As many of my colleagues are describing today, NRDC and a host of partner groups in the environmental, conservation, and public health community have created a document, called "Transition to Green," which lays out a detailed set of policies that we hope President-Elect Obama will implement. Along with a bunch of other water wonks, I worked on the sections of the document that focus on the Environmental Protection Agency's and Army Corps of Engineers' water portfolios.
Pulling together clean water policy recommendations for a new administration was a daunting experience. Our ideas were too numerous, both because President Bush has presided over the most anti-environmental administration since the adoption of our landmark environmental laws in the 1970s, and because the Nation needs to implement many new initiatives to fulfill the original purpose of the Clean Water Act and to ensure safe and sufficient water for a variety of purposes. There's much to fix, and much to create.
This is no "wish list" -- it is not nearly everything that could be done to repair the damage of the last eight years or everything that should be done to prepare for the years to come. Rather, it represents a determined effort to identify a cohesive set of policies that the new administration should prioritize to demonstrate a real commitment to clean water.
In particular, many of our recommendations reflected a single basic premise: natural aquatic systems should be preserved and enhanced because they are remarkably effective at preventing and mitigating water pollution and flooding, and because they provide important services like wildlife habitat and groundwater recharge. Natural solutions also have an obvious cost advantage - if the ecosystem will clean and store our water for free, we can reduce our need to rely on engineered distribution and treatment systems. So, our document encourages an integrated set of policies:
The administration must first guard against the further loss of headwater streams, wetlands and other waters that comprise and are an integral part of our aquatic systems. It is also necessary to enhance the use of green infrastructure - such as infiltrating stormwater through vegetation and soil to reduce both the pollution carried by runoff and sewer overflows in many urban areas. Additionally, the administration must work to restore natural aquatic ecosystems, like our coastal and other wetland systems, that protect people, wildlife and our economic interests.
In keeping with these principles, we urge both EPA and the Corps to work to restore Clean Water Act protections to a variety of water bodies by pushing for legislation to clarify the law in the wake of a pair of messy Supreme Court decisions and unhelpful Bush administration "guidance," a critical problem I have addressed in prior posts. We also recommend that the agencies undo their destructive 2002 rule change that authorized the disposal of certain kinds of waste - such as the waste generated by the surreal practice of mountaintop removal coal mining - in water bodies. And we identify a number of opportunities that EPA has to integrate green infrastructure into its Clean Water Act programs and plead that the new administration will insist that the Corps makes avoiding - not authorizing -- harm to water bodies its primary clean water mission.

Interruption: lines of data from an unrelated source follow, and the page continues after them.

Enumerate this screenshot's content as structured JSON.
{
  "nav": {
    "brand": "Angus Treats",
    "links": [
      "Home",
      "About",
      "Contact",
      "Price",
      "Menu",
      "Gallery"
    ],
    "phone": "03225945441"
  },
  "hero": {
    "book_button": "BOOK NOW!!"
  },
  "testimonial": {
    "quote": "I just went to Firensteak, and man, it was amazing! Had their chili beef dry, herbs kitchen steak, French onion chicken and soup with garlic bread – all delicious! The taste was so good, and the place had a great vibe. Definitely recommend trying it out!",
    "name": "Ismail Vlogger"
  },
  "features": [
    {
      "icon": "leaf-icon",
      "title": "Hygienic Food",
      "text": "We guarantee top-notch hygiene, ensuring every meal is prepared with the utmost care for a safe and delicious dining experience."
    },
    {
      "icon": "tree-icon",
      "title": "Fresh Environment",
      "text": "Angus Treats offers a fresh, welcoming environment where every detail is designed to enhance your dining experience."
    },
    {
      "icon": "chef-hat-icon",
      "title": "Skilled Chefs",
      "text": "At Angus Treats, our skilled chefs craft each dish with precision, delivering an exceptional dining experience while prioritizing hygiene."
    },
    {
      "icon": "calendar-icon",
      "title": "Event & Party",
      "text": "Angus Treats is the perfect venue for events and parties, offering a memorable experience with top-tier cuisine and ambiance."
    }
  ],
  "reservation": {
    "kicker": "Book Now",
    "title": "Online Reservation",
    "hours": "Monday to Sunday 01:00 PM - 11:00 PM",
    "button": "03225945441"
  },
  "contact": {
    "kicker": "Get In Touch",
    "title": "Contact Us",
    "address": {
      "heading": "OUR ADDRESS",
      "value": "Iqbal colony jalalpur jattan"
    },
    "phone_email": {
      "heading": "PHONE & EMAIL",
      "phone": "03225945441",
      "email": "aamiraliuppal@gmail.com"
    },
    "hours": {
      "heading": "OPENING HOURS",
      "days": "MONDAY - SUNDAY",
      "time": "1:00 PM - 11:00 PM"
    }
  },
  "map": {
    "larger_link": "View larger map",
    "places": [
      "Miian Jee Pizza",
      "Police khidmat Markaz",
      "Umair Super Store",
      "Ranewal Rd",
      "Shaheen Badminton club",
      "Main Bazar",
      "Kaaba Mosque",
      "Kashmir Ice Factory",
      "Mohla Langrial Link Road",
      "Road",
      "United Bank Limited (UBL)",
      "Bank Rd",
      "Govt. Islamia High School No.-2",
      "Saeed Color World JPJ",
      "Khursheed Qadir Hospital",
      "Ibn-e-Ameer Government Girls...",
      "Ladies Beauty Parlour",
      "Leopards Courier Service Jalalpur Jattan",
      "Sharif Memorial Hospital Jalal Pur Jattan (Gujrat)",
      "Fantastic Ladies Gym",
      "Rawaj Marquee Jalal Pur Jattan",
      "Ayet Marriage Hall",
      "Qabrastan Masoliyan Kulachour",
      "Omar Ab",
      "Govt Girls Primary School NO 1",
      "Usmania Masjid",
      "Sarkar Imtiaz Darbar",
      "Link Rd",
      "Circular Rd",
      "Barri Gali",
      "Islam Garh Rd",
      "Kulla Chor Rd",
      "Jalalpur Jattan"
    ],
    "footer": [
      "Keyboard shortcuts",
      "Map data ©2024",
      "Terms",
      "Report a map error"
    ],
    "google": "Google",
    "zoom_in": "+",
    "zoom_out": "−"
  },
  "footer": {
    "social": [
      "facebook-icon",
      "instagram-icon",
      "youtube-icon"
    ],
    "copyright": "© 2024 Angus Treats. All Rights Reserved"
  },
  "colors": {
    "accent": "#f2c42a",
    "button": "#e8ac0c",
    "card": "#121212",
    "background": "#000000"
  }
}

While there are many additional important recommendations, each of which I encourage you to read and hope the President-Elect's transition team will take to heart, we're going to be a lot better off if the new administration recognizes the values Mother Nature provides free of charge, and makes maximizing natural systems the central promise of its clean water policy.